Blake has always shined when pitted with emotion drench and space and throughout this EP, he continues to assert himself as a balladeer. Some songs have no bass, no additional production and through diving piano, Blake’s quivering saunter and sparse electronics flow. Thunder feels comprised of three parts: simple candid flourishes (“Enough Thunder”), chilling dubby chirps (“Once We All Agree” and “We Might Feel Unsound”) and an intriguing experiment in theatrical space (“Not Long Now”). There’s also a folk canon cover.

Thunder starts with “Once We All Agree,” a chilly piano prod and our wunderkind singing on about “evaded love” like that of Antony- a vocal comparison that pops up repeatedly over the release. The song is thin, basically devoid of bass, beat or stun. “We Might Feel Unsound” the following track, sits at a similar emotion, though backed by a beat skip, piano plunk and a female vocal sample on loop. When the song awakes and stutters to attention, it becomes a drunken dizzy through background electronic whirls, percussive drips and Blake at a piano, letting his voice really open up. The song’s coda is filled with a grimy, buzzing synth line that does it’s best to remind us all about dub again.

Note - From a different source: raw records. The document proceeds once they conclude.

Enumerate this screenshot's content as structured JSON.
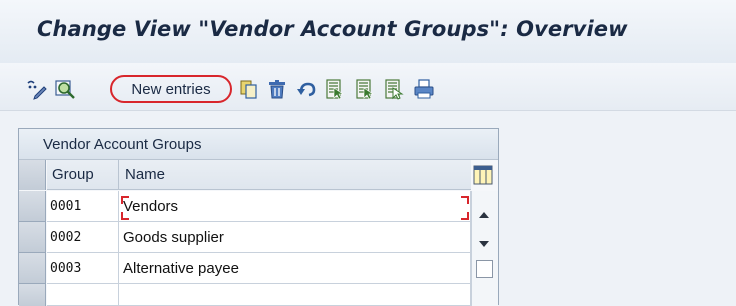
{
  "window": {
    "title": "Change View \"Vendor Account Groups\": Overview"
  },
  "toolbar": {
    "new_entries_label": "New entries",
    "icons": [
      "display-change-icon",
      "find-icon",
      "copy-icon",
      "delete-icon",
      "undo-icon",
      "select-all-icon",
      "select-block-icon",
      "deselect-all-icon",
      "print-icon"
    ],
    "highlight_color": "#d8262c"
  },
  "table": {
    "title": "Vendor Account Groups",
    "columns": [
      "Group",
      "Name"
    ],
    "rows": [
      {
        "group": "0001",
        "name": "Vendors"
      },
      {
        "group": "0002",
        "name": "Goods supplier"
      },
      {
        "group": "0003",
        "name": "Alternative payee"
      }
    ],
    "config_icon": "table-settings-icon",
    "cursor_cell": "name"
  },
  "colors": {
    "background": "#eef2f7",
    "text": "#1a2a44",
    "border": "#9aa9bb"
  }
}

The selection feels like it needs a backbone, a hit, and (unlike Kanye’s success with him), a track with Bon Iver’s Justin Vernon is certainly not it. Released as a single back in August, “Fall Creek Boys Choir,” develops into a bit of a contest between one producer (Blake doesn’t sing on it) and indie darling Vernon atop a climbing and impacting Kate Bush-like winter soundscape. Though Vernon’s got that magical voice, the song makes me immediately feel that just because these two got together, just because of who they are, the track can feature the unstable and unrecognizable falsetto vocal slurs from said bearded darling—I honestly can understand maybe 6 words of the entire song—and no one will seem to mind. Returning to vocal reality, we then get to a Joni Mitchell cover. Doing the well-known 1971 track, “A Case of You” from Mitchell’s Blue finds Blake hitting the warm and clear notes of the track with his trademark creaky intone and meander, which, for Mitchell or purist fans alike, works really well for his version, producing what’s likely this EP’s best moment.

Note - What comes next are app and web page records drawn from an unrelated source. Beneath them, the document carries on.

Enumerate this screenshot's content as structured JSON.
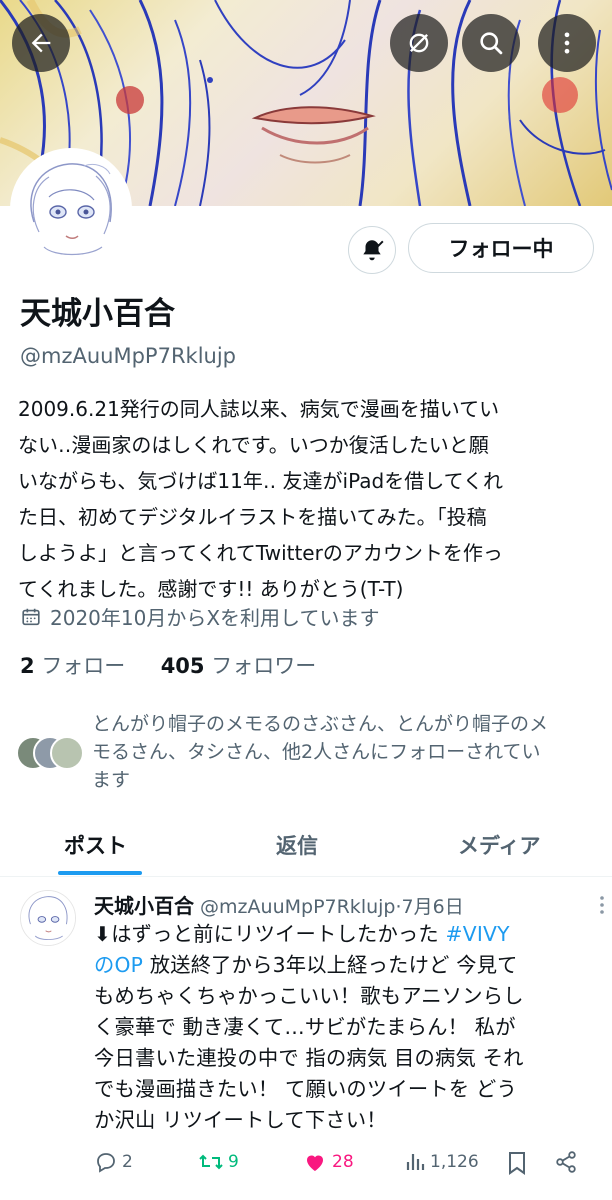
{
  "profile": {
    "name": "天城小百合",
    "handle": "@mzAuuMpP7Rklujp",
    "bio_lines": [
      "2009.6.21発行の同人誌以来、病気で漫画を描いてい",
      "ない‥漫画家のはしくれです。いつか復活したいと願",
      "いながらも、気づけば11年‥ 友達がiPadを借してくれ",
      "た日、初めてデジタルイラストを描いてみた。「投稿",
      "しようよ」と言ってくれてTwitterのアカウントを作っ",
      "てくれました。感謝です!! ありがとう(T-T)"
    ],
    "joined": "2020年10月からXを利用しています",
    "following_count": "2",
    "following_label": "フォロー",
    "followers_count": "405",
    "followers_label": "フォロワー",
    "followed_by_lines": [
      "とんがり帽子のメモるのさぶさん、とんがり帽子のメ",
      "モるさん、タシさん、他2人さんにフォローされてい",
      "ます"
    ],
    "follow_button": "フォロー中"
  },
  "tabs": [
    {
      "label": "ポスト",
      "active": true
    },
    {
      "label": "返信",
      "active": false
    },
    {
      "label": "メディア",
      "active": false
    }
  ],
  "post": {
    "author": "天城小百合",
    "handle": "@mzAuuMpP7Rklujp",
    "separator": "·",
    "date": "7月6日",
    "lines": [
      {
        "pre": "⬇はずっと前にリツイートしたかった ",
        "tag": "#VIVY"
      },
      {
        "tag": "のOP",
        "post": " 放送終了から3年以上経ったけど 今見て"
      },
      {
        "pre": "もめちゃくちゃかっこいい！歌もアニソンらし"
      },
      {
        "pre": "く豪華で 動き凄くて…サビがたまらん！ 私が"
      },
      {
        "pre": "今日書いた連投の中で 指の病気 目の病気 それ"
      },
      {
        "pre": "でも漫画描きたい！ て願いのツイートを どう"
      },
      {
        "pre": "か沢山 リツイートして下さい！"
      }
    ],
    "replies": "2",
    "reposts": "9",
    "likes": "28",
    "views": "1,126"
  },
  "colors": {
    "accent": "#1d9bf0",
    "repost": "#00ba7c",
    "like": "#f91880",
    "secondary_text": "#536471"
  },
  "icons": [
    "back-arrow-icon",
    "link-off-icon",
    "search-icon",
    "more-vertical-icon",
    "bell-check-icon",
    "calendar-icon",
    "reply-icon",
    "repost-icon",
    "heart-icon",
    "views-icon",
    "bookmark-icon",
    "share-icon"
  ]
}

Swimming though underwater animal sounds and synth swells, “Not Long Now” comes next. Feeling a bit like “The Wilhelm Scream’s” little brother, there’s a robo-like vocal sample and noticeable seconds of silence. It’s the EP’s most diverse track, moving from chilling to tribal to futuristic form in a few short breaths. The release comes to a close at the piano with title track, “Enough Thunder.” Blake asserts (in a reference that one can’t help but assume is directed toward the dub fans that must have the “filthiest”—his word—tunes around) that “There’s enough thunder…Tell me, are you with me?” It’s a confession that backs up that attitude of his, that if there’s already enough thunder, why don’t we have a little calm after the storm?

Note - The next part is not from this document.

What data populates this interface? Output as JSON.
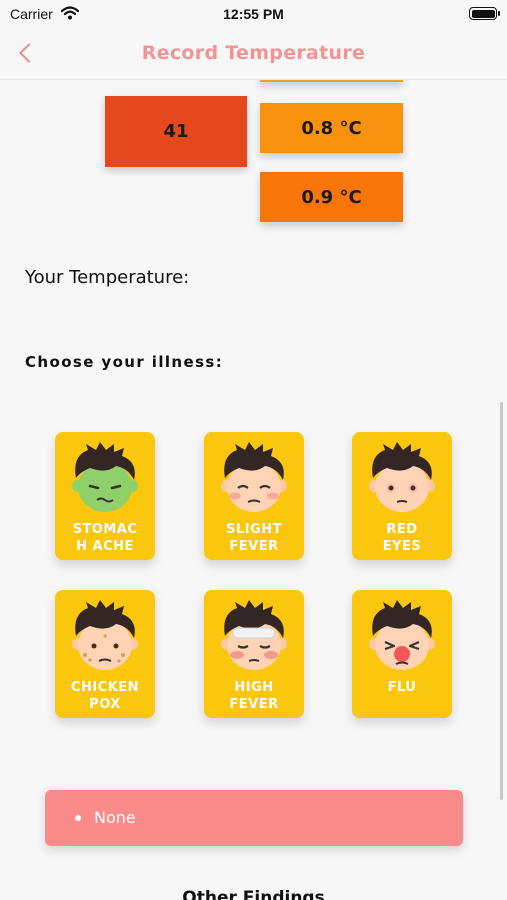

Hitting that equal marriage of electronic bleak and ballad sweep well, Enough Thunder is random, wobbly and at times shaking for attention- it likely won’t convert nor lose fans in the process, which if you will remember, his EPs have a tendency to do. Blake built himself on the success of The Bells Sketch, CMYK and Klavierwerke, all refreshing and damn intriguing upon issue back in 2010, so considering this is his first mini release since his debut, dare I want the moment to be important? There are experimental hints that Blake could do something a bit more scattered or diverse next, futurist ballads for the melded generation perhaps and then spinning around, the tunes backed by balled sweep are some of the the EP’s best moments, so the overall direction comes down to shaky. This EP is both standalone and bundled with the deluxe edition of debut album but there isn’t much of Thunder that must be heard outside of the LP scape… What it does is simply present a snapshot of a creative moment and considering its attempts, I gulp in saying it’s his shabbiest of the lot of Blake’s EPs.

This review originally appeared on the Mishka Bloglin.